Thursday, July 24, 2008

High food prices

I didn't notice until this morning that a Reuters report a couple weeks ago quoted me on the food price dilemma:
Ultimately, economists point out that demand for food is simply rising as the world's population grows along with its appetite for higher quality food.

"Higher food prices are here to stay. I don't know if that means that the current high rate of inflation will continue, I just wouldn't expect a substantial retrenchment," said Parke Wilde, an agricultural economist at Tufts University.

"It's a clear signal to people that resources are scarce."
Of course, my guess about future trends is just a guess. The more interesting question is whether an economist's understanding of what prices are makes any sense to anybody else. When I see food prices go up, I think not just of the hardship they cause -- though I do think of that, too -- but also of the signal the prices send about choosing foods that use fewer resources and hence cost less. I also think of the farmers around the world, including some of the poorest people in the world, who benefit from high prices. The tough question, on which comments are welcome, is: "Are high food prices unambiguously bad?"
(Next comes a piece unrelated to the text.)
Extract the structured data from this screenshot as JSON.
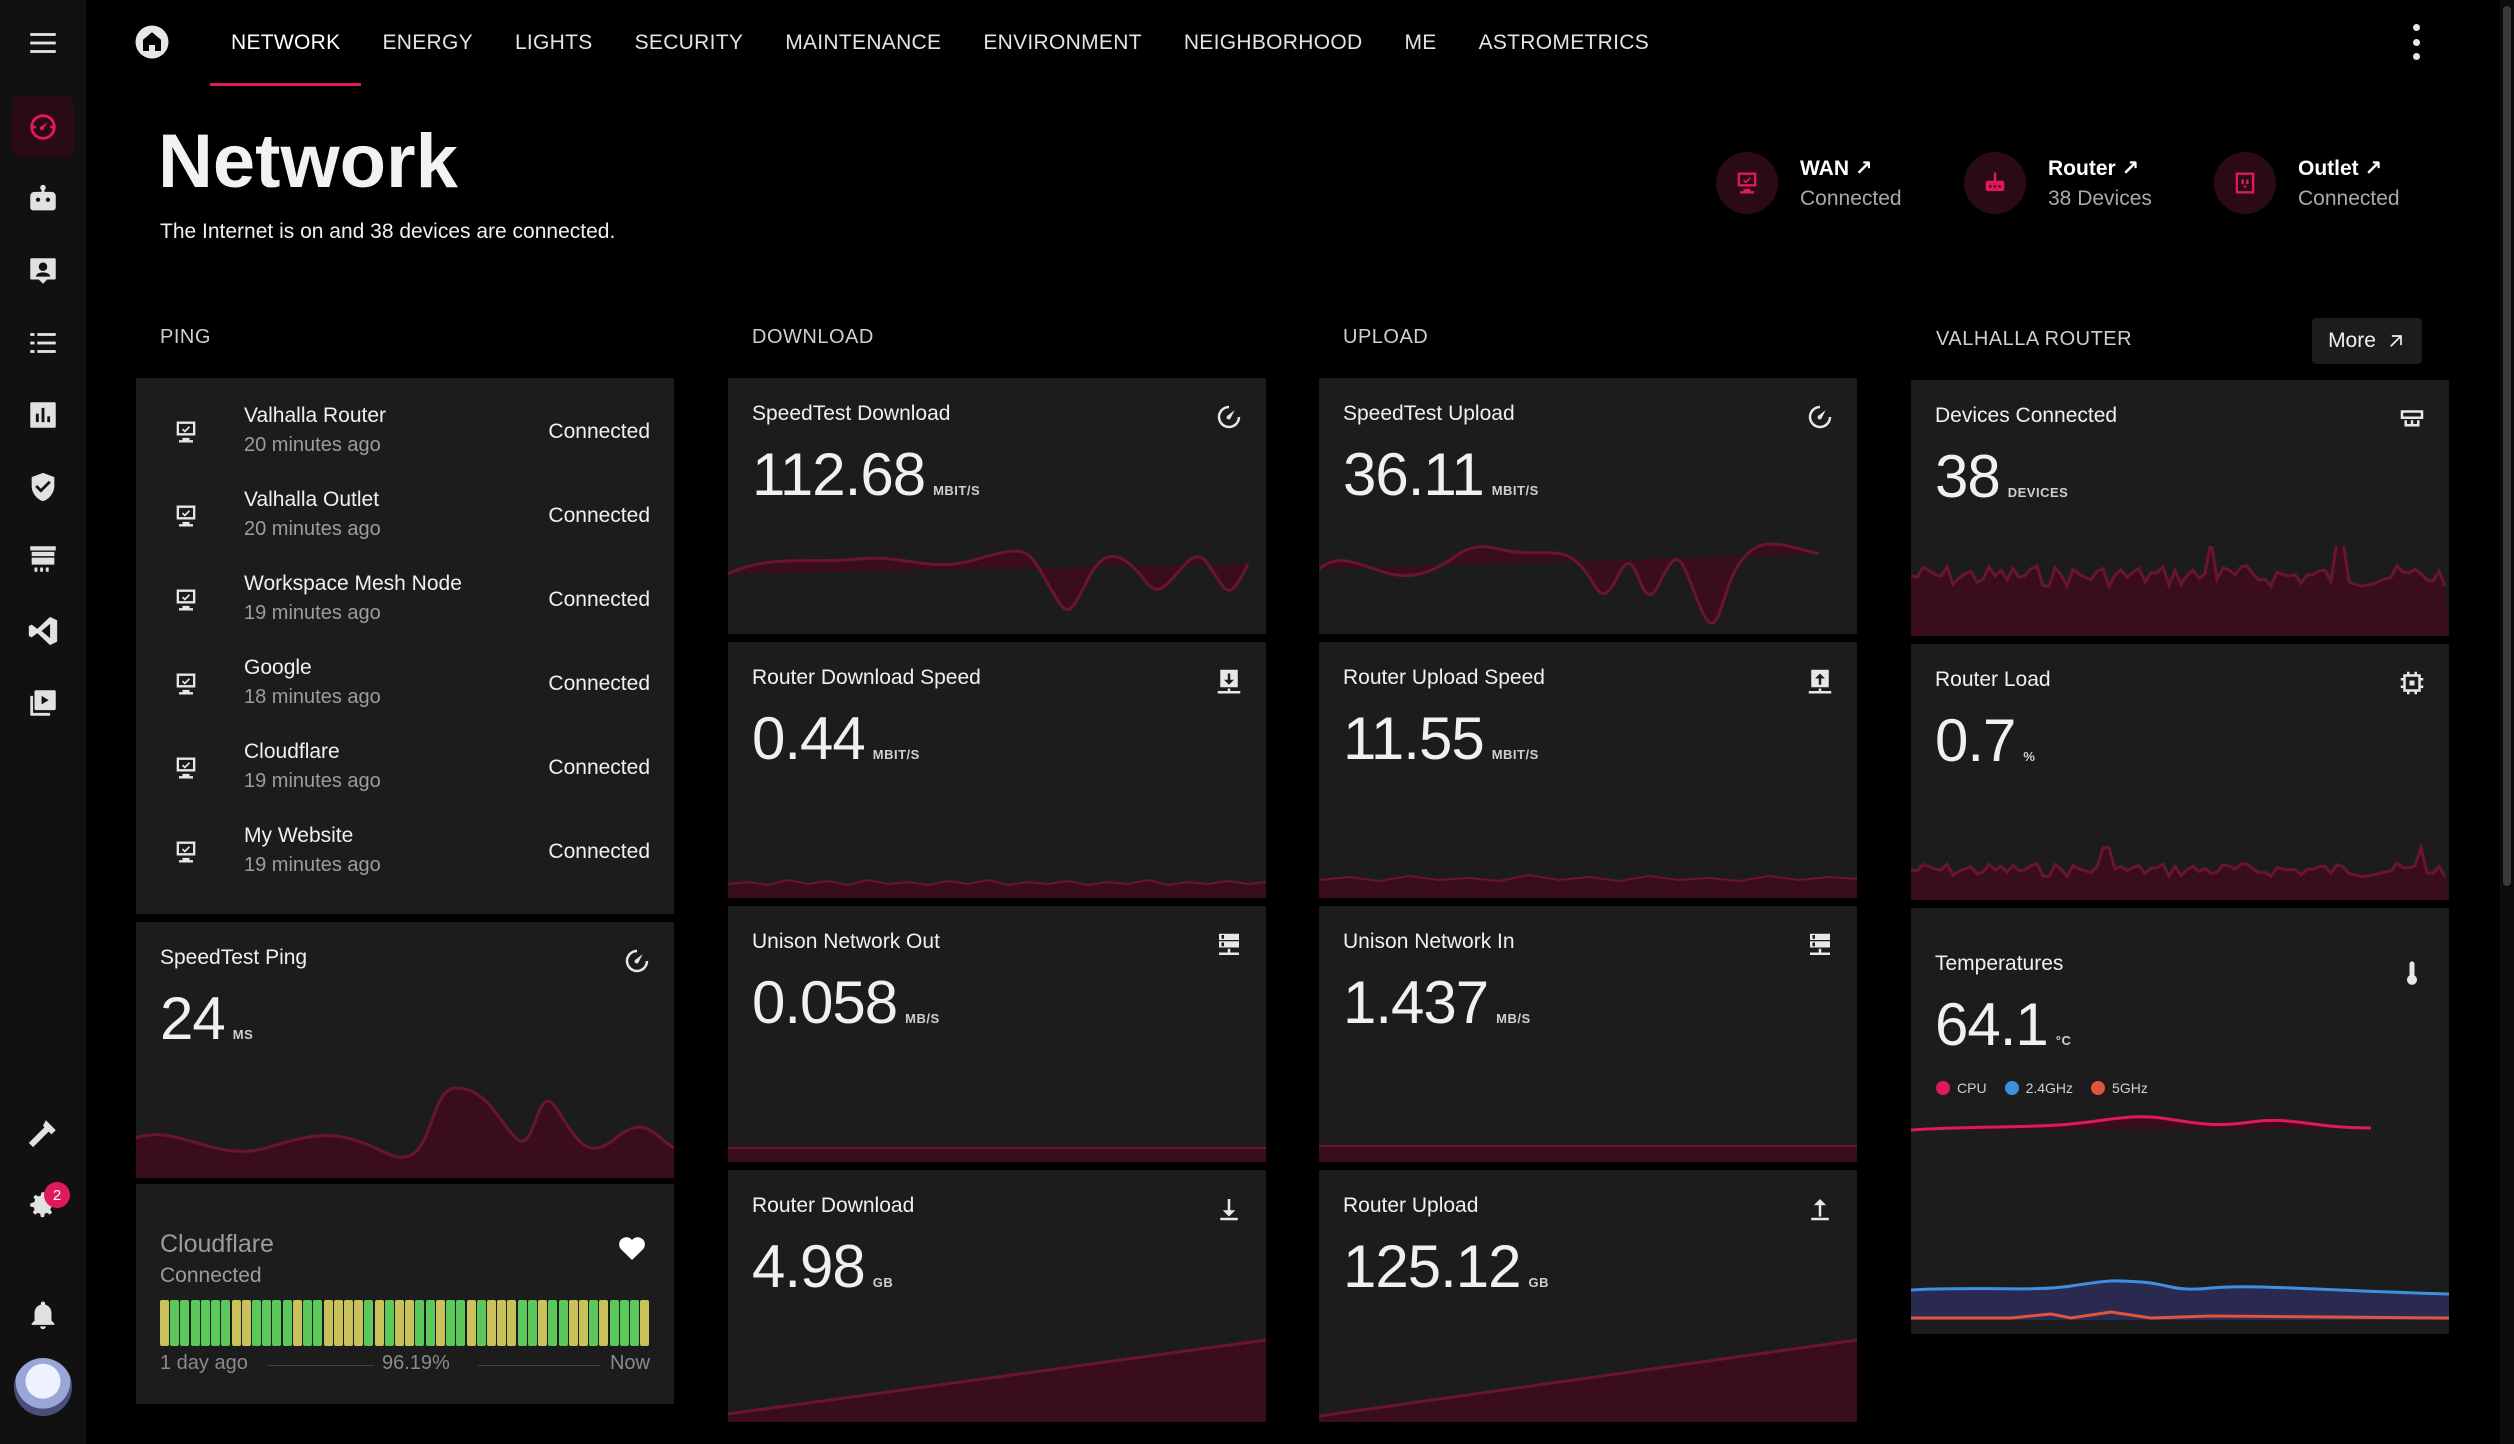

Ellen Parry Tyler said...

Do farmers around the world (including, as you point out, some of the poorest people in the world) really benefit from high food prices? I would like to think they do, but I suspect otherwise. Maybe I am being pessimistic, but I find it hard to believe that food processors, distributors and retailers are not serving themselves the largest pieces of the pie. Especially interesting is a situation I have seen here in the States where farmers produce for sale one or a few crops yet still purchase many foodstuffs from retailers and therefore remain vulnerable to even nominal price fluctuations.
Joachim von Braun, in a report by the International Food Policy research Institute titled: THE WORLD FOOD SITUATION New Driving Forces and Required Actions, suggests that changes in the corporate food system have led to disproportionate profits for food retailers. This, however, is not necessarily a bad thing for the world’s poor
While we in the US think of Kroger and Safeway when we think of food retailers, in many developing countries retail sales are largely independent grocers, aka more of the world’s poor. So, increased global food prices may help alleviate poverty for some in the developing world. Here in the US though most of that profit is going straight to Albertsons or Wal-Mart.
You spoke about “the signal the prices send about choosing foods that use fewer resources and hence cost less.” I wonder if raising food prices in the US will benefit local farmers since increased prices at the grocery store reduces the gap between prices there and at the local farmer’s market. I have noticed here in Denver that while the costs of cereal, cheese and produce have risen in the grocery chains, prices at the farmer’s markets appear unchanged. Hummm…

usfoodpolicy said...

Nice comment. Interesting to think about the tradeoffs Ellen raises.

A relevant detail: farm prices in general (not necessarily farmers' markets) have risen faster than food prices more broadly. The hardship for farmers is with their rising input prices. Farmers are probably satisfied with the prices of their products this year.

Elizabeth said...

Great question. I took a crack at it at: